To determine whether the CMS reporting requirement applies, employers should verify whether their group health plans cover any Medicare-eligible individuals (including active employees, disabled employees, COBRA participants, retirees, and their covered spouses and dependents) at the start of each plan year. If an employer’s group health plan does not offer prescription drug benefits to any Medicare Part D eligible individuals as of the beginning of the plan year, the group health plan is not required to submit the online disclosure form to CMS for that plan year.
The plan sponsor must complete the online disclosure within 60 days after the beginning of the plan year. Thus, for calendar year health plans, the deadline for the annual online disclosure is March 1, 2022.
Annual CHIP Notice Disclosure
An employer who sponsors a group health plan in a state that offers a premium assistance subsidy must provide their employees with the CHIP (Children’s Health Insurance Program Reauthorization Act) notice annually. Employers can create their own notice or use the model notice the Department of Labor (DOL) releases bi-annually. The most recent notice was just released with state information current as of January 31, 2022. If the notice is created, it should include the state contact information for employees who reside in a state offering the premium assistance. Most employers furnish the notice with their annual open enrolment material or when benefits are offered to newly eligible employees.
Illinois’ Consumer Coverage Disclosure Act (CCEA)
The Consumer Coverage Disclosure Act (CCDA), which was signed into law on August 27, 2021, imposes new disclosure requirements on employers who provide group health insurance coverage to employees in Illinois. The CCDA applies to all Illinois employers, regardless of the type of insurance they provide, meaning that employers who provide self-insured plans and/or ERISA plans are subject to the new requirements.
Specifically, these employers must provide the following information to all employees upon hire, annually, and upon request:
- A list of essential health insurance benefits regulated by the State of Illinois; and
- A comparison of which of those benefits are and are not covered by their employer-provided group health insurance plan.
The method of disclosure can be either in written form, email, or posted on the intranet as long as the employee is able to regularly access it. Civil penalties may be assessed for noncompliance, taking into account the size of the employer, the good faith efforts made to comply and the gravity of the violation.
According to the Illinois Department of Labor, the CCDA does not impose coverage requirements on employers; it only requires certain disclosures to employees about the coverages the employer provides.
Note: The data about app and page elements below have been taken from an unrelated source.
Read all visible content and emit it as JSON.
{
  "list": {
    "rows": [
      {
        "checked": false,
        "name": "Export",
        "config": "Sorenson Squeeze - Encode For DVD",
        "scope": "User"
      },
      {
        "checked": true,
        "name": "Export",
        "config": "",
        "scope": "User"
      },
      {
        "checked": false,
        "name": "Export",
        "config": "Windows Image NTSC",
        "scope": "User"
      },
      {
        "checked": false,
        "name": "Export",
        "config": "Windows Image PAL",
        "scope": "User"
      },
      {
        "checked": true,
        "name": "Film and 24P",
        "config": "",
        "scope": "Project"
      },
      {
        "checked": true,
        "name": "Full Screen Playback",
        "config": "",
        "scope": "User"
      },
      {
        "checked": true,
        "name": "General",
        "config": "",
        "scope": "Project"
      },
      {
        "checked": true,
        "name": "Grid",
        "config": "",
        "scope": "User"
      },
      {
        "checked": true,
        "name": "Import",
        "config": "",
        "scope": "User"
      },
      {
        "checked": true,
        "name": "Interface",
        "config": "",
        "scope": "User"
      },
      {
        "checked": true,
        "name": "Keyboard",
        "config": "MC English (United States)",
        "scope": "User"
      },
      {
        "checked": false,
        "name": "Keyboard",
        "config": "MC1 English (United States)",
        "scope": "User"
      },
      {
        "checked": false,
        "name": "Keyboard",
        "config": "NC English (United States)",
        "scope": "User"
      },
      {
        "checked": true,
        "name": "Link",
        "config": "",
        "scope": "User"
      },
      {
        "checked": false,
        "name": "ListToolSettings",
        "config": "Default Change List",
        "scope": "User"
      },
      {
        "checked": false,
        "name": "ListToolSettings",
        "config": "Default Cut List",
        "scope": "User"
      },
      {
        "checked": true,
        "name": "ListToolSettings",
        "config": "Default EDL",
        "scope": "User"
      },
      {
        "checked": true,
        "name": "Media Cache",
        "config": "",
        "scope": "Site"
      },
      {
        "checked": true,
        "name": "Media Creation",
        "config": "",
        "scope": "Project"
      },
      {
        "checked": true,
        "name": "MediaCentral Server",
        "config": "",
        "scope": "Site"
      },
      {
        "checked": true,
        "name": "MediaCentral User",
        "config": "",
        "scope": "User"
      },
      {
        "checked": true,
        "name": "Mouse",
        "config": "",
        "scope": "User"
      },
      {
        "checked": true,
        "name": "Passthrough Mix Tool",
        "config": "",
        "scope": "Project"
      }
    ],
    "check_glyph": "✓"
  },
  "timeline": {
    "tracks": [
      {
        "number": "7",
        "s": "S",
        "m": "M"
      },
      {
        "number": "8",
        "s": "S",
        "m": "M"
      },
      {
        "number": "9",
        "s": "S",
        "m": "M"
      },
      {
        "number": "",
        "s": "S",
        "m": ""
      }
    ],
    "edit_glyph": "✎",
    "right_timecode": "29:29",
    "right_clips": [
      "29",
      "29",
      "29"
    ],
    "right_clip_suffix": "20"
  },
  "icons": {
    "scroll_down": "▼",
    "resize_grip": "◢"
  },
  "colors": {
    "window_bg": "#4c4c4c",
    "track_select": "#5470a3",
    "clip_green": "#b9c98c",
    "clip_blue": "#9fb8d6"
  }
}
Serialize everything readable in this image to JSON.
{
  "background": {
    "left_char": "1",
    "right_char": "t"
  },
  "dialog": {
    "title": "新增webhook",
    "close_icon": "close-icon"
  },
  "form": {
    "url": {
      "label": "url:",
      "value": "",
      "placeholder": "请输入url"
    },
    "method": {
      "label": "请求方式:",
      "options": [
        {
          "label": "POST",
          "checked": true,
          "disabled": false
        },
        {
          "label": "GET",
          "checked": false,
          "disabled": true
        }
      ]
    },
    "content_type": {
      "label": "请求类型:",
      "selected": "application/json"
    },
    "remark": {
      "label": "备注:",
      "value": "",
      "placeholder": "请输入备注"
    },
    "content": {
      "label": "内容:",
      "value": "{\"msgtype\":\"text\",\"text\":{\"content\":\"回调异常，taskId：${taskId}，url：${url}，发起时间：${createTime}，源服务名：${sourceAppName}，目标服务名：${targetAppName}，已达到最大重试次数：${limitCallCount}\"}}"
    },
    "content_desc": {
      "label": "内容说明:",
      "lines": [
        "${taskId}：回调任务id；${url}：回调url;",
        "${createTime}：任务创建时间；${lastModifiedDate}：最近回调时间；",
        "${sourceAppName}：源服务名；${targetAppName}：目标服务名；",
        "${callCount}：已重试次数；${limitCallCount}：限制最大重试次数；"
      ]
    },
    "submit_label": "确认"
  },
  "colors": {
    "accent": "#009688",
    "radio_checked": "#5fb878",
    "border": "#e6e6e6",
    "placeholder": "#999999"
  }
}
The benefits that employers are required to cover may depend on plan type (e.g., self-funded or fully insured) and employer size.